[We have many letters like this. Burnet Landreth, Chief of the Agricultural Bureau of the Centennial, has charge of the fruit. They will be on exhibition, we believe, during any time people choose to send them, but there will be special shows for special fruits, all of which can be learned by application to Mr. Landreth.

Letters in regard to boarding are so numerous that we thought best to ask the Centennial Board. There is abundance of room for all, but the difficulty would be to a stranger, where to find the places. Arrangements are made by all the railroad companies with boarding houses, and when the visitor comes to Philadelphia, he will have no more trouble than with his baggage. Boarding tickets will be sold by an authorized agent.

But many people will like to know of these arrangements before they start. The Centennial Commission, in answer to our inquiry, referred us to Sydney, Smirke & Co., 3829 Lancaster avenue, Philadelphia, who publish a complete "guide to visitors" in regard to hotels, boarding houses, horse-ears, and so forth, and which the) mail to any one for 20 cents.

International Exhibition.BUreau of Agriculture, Philadelphia, March 28tb, 1876. J

Sir: - The Centennial Commission are erecting a special annex for the exhibition of fruits; the dimensions of the structure, situated on the east of the Agricultural building, and connected with it by a covered way, are one hundred and eight) by two hundred feet, affording room for the display of eight thousand dishes of fruit at periods of special displays. Although the exhibition of: pomological products will extend over the entire term of the exhibition, affording most marked manifestation of the wide range of our soils and climates, still there will be certain periods especially designated for the display of particular fruits, which have special seasons, under the influences that more immediately pertain to the States near to Pennsylvania, and which from their proximity to the point of display, will afford the material for large and expressive exhibits.

The periods decided upon for these special displays are as follows, though any of the fruits enumerated will be received for exhibition either preceding or subsequent to these dates:

Pomological Products, May 16th to 24th. Straw-berrics, June 7th to 15th. Raspberries and Blackberries, July 3d to 8th. Southern Pomological Products, 18th to 22d. Melons, August 22d to 26th. Peaches, September 4th to 9th. Northern Pomological Products, 11th to 16th. Nuts, October 23d to November 1st.
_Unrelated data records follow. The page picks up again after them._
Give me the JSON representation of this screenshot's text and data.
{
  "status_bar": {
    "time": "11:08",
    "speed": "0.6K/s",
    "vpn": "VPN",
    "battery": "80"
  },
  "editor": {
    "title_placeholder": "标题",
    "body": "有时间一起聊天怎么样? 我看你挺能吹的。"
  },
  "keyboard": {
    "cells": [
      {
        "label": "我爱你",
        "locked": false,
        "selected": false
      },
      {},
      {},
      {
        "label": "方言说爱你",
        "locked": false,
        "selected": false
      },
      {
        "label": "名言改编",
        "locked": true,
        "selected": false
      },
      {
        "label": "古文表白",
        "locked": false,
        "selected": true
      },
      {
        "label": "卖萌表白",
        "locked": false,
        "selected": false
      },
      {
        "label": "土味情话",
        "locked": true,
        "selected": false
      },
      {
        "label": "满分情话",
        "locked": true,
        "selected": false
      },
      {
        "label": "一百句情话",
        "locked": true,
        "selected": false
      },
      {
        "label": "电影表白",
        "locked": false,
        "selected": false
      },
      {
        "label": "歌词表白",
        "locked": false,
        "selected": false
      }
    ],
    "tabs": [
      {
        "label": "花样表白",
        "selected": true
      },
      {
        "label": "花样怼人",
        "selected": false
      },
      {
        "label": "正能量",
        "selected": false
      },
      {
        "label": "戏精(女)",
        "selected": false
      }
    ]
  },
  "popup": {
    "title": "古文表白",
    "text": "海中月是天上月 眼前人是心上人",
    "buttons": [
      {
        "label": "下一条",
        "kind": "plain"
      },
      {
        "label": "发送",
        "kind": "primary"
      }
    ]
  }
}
The Pomological annex will also be used for the exhibition of vegetables continuously, and at the stated dates of June 20th to 24th for early summer vegetables; September 19th to 23d for autumn vegetables; and October 2d to 7th for potatoes and feeding roots.

Tables and dishes for both fruits and vegeta-bles will be furnished by the Commission free of charge, producers being simply requested to pay the charges for transportation.

You are respectfully requested to advance the display of fruits and vegetables as much as possible both at terms of stated displays and at all intermediate dates.

Yours respectfully, Burnet Landreth, Chief of Bureau of Agriculture, per C. Henry Roney. Strawberries at the Centennial. - Arrangements are made to have fruits on exhibition at all times, whenever people send them, but special exhibitions will be held at various times The great Strawberry show will commence or the 7th of June.